In 2004, Fred Goodwin, then Group Chief Executive of RBS, was awarded a knighthood for "Services to Banking". On Tuesday it was announced by the Cabinet Office that Goodwin's knighthood is to be "cancelled and annulled", following a recommendation by the Honours Forfeiture Committee.
I would have thought this would be no great loss to him: he should find it easier to enjoy his considerable wealth as the relatively obscure Mr Goodwin. But his friends and sympathizers are outraged: Alistair Darling, who was a better Chancellor than Gordon Brown, wrote in the Times that "There is something tawdry about the government directing its fire at Fred Goodwin alone..." Jackie Stewart says that "No single person or even any single bank created the biggest financial recession in modern times...To have this stripped I think is poor for the constitution and very dangerous for the future." Simon Walker for the Institute of Directors says "To do it because... you don't approve of someone, you think they have done things that are wrong but actually there is no criminality... is inappropriate and politicises the whole honours system". Digby Jones doesn't disagree with the decision, but remarks it's surrounded by "a faint whiff of the lynch mob on the village green".
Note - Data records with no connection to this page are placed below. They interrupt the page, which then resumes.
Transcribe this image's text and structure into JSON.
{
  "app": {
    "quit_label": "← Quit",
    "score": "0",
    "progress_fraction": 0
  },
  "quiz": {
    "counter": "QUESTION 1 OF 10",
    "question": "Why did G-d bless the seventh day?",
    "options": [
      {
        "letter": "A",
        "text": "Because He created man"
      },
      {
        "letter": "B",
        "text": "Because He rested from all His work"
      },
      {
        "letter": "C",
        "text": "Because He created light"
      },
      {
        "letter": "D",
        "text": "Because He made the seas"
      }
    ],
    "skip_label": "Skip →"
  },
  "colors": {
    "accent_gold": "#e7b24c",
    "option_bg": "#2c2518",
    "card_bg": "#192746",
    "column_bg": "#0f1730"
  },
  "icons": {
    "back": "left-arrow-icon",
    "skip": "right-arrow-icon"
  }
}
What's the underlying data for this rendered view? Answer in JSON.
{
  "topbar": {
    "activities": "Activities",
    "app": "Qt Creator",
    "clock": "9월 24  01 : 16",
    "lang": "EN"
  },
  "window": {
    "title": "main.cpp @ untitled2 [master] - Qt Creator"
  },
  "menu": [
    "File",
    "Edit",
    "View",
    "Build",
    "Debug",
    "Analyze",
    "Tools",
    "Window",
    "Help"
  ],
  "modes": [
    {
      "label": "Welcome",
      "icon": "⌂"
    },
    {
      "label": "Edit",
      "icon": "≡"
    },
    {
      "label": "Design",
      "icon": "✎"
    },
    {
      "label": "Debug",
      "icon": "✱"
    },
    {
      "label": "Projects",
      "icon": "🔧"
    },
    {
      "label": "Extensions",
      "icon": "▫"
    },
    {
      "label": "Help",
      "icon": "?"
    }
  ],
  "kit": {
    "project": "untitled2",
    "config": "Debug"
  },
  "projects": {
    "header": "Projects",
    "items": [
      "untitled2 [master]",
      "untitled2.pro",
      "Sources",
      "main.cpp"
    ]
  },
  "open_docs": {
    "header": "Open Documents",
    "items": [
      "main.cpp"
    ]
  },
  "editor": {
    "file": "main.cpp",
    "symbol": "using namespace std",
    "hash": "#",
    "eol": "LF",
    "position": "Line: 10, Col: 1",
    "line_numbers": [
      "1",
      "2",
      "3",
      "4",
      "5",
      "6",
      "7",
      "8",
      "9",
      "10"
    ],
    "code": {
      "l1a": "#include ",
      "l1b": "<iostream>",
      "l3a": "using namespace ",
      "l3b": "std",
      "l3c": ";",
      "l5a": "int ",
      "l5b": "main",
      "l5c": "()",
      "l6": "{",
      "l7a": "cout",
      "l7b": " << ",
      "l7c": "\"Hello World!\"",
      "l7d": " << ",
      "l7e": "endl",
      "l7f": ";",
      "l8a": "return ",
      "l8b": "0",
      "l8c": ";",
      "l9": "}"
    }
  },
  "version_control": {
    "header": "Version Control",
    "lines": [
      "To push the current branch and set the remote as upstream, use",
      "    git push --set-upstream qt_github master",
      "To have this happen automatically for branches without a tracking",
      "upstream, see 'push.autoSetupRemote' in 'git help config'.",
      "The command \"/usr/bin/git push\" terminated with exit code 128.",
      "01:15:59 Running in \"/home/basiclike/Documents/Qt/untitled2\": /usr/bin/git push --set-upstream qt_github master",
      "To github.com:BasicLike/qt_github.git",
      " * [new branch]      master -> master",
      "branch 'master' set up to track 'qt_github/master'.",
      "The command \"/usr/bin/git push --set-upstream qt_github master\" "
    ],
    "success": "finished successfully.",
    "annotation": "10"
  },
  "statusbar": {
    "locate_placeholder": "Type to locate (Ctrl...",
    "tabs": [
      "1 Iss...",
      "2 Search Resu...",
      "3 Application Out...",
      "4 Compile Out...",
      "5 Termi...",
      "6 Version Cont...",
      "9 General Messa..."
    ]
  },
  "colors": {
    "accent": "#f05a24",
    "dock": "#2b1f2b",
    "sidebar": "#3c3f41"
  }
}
What a load of tosh. Goodwin was given the knighthood for services to banking, presumably because a grateful nation appreciated the contribution therefrom to the economy in general. We now know that his banking efforts have cost us many billions of pounds - the price of the bailout depends on what the government gets when it eventually sells its shares in RBS, but currently we're looking at a loss of over £20bn. Against that you can set the tax revenues it's received over the years as a result of RBS's activities, but the end result is not going to be any great gratitude. Goodwin's services to banking were less than worthless, it was a horrible mistake to give him the knighthood, and now we've put that right.
Goodwin's not the only one whose knighthood was an obvious error? Then let's unknight the others too. No single person created the recession? Quite true: no single person created the profits at RBS either, but only Goodwin got the knighthood. The annulment politicises the system? Very funny: it's awards that are decided by politicians, not annulments. The whiff of the lynch mob? That's an odd description of the Head of the Home Civil Service and his colleagues.
The underlying argument seems to be that the annulment of a knighthood is a punishment for wrongdoing, to be decided only after due judicial process. That's wrong. No one has the right to a knighthood; it's a privilege awarded to about one millionth of the population each year. Goodwin doesn't deserve this special privilege, and now he hasn't got it, just like millions of others far less undeserving.
I've not attached titles to anyone's name in this piece, apart from Mr Goodwin's. The things are so ephemeral nowadays.